* Exercise aim: Report how many lines of the following entries include the string "JSON"; respond with the number alone.

* Given information:
■ ■ ■ ■ ■ ■ ■
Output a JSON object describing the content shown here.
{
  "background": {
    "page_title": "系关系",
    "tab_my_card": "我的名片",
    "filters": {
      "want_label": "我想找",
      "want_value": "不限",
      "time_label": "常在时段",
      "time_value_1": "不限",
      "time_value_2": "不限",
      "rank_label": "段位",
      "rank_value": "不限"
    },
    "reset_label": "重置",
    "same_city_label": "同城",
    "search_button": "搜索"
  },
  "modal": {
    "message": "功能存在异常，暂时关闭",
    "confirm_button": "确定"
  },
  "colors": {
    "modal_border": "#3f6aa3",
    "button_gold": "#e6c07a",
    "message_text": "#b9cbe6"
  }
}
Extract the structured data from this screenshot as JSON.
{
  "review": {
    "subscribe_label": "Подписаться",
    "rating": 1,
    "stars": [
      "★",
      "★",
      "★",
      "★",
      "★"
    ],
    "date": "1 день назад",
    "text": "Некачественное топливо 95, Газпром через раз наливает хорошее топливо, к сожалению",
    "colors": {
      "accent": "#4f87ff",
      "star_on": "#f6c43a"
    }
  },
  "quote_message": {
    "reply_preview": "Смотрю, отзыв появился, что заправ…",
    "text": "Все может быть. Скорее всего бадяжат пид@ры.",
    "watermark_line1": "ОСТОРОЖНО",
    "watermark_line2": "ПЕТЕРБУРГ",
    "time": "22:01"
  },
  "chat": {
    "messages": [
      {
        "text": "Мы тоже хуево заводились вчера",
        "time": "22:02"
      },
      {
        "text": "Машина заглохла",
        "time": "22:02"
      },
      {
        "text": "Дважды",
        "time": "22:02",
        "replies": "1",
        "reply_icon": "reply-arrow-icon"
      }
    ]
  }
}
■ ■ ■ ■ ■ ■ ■
* Answer section: 2